## TASK DATA
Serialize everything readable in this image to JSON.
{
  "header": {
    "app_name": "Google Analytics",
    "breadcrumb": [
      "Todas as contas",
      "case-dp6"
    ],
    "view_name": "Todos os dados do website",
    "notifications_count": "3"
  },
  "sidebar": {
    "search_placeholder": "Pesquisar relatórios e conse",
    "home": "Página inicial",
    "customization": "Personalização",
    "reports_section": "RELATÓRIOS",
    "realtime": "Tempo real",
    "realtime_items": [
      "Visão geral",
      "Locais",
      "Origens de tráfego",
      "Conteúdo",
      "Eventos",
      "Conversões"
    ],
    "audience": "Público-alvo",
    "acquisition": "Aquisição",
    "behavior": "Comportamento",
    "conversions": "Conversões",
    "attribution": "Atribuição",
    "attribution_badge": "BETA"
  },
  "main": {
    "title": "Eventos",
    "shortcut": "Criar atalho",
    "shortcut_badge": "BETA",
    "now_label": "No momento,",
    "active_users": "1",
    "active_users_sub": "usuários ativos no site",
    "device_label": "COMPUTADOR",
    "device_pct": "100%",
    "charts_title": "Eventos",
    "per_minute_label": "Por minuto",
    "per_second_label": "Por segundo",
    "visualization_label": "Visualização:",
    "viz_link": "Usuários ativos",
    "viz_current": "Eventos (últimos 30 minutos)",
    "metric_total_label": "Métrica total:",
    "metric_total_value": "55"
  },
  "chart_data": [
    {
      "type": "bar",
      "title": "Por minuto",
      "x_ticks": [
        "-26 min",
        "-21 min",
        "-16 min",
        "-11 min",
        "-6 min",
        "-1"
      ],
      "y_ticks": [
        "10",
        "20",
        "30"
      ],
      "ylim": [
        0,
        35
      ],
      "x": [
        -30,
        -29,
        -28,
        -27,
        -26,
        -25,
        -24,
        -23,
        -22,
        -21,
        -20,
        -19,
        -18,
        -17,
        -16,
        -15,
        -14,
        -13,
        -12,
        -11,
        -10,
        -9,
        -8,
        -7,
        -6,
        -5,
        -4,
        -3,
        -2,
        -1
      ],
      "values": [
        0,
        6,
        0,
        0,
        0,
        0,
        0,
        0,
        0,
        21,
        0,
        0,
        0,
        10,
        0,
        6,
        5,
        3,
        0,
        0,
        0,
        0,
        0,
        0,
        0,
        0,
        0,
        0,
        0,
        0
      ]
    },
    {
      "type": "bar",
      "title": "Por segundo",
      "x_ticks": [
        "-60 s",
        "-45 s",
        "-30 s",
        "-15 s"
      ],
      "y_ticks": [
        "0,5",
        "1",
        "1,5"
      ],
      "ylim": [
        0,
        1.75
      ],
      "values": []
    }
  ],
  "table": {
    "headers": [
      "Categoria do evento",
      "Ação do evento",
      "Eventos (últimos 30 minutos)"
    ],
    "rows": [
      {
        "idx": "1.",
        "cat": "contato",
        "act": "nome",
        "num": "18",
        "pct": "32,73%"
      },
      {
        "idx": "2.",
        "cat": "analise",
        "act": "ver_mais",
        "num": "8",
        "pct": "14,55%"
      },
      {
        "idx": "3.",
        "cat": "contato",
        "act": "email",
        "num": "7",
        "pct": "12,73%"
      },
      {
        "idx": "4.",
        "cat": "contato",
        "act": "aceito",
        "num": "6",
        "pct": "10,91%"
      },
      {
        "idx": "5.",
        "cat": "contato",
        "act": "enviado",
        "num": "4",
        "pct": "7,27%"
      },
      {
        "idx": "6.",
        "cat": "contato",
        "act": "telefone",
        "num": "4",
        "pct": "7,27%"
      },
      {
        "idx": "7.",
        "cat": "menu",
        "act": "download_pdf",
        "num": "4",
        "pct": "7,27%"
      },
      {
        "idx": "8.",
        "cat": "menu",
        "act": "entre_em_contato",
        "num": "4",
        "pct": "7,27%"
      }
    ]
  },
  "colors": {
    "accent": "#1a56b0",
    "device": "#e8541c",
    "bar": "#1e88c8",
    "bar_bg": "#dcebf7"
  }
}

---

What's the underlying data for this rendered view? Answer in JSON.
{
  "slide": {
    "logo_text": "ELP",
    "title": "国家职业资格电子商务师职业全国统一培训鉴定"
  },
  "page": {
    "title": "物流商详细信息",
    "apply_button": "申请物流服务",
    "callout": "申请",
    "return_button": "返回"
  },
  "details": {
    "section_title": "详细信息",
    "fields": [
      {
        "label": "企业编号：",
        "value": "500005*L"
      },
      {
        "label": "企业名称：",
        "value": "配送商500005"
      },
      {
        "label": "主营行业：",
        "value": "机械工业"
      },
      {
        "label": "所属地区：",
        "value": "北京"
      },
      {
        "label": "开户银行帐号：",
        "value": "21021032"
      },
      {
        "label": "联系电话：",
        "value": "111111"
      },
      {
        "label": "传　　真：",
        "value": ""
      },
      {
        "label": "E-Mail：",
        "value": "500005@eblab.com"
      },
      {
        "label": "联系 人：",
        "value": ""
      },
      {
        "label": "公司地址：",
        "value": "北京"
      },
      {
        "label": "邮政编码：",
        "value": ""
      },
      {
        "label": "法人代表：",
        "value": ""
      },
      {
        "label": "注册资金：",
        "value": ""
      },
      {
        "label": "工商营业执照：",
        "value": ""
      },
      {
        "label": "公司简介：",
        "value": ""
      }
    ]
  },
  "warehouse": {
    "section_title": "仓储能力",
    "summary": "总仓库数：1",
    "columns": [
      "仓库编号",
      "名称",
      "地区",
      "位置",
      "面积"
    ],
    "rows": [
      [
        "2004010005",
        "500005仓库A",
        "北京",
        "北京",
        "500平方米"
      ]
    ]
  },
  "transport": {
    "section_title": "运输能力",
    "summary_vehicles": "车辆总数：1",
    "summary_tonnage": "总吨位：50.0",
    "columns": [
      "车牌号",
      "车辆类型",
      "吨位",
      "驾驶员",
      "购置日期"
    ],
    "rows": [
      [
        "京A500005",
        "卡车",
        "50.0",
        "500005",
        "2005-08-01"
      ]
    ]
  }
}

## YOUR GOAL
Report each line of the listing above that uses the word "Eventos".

## EXERCISE SOLUTION
      "Eventos",
    "title": "Eventos",
    "charts_title": "Eventos",
    "viz_current": "Eventos (últimos 30 minutos)",
      "Eventos (últimos 30 minutos)"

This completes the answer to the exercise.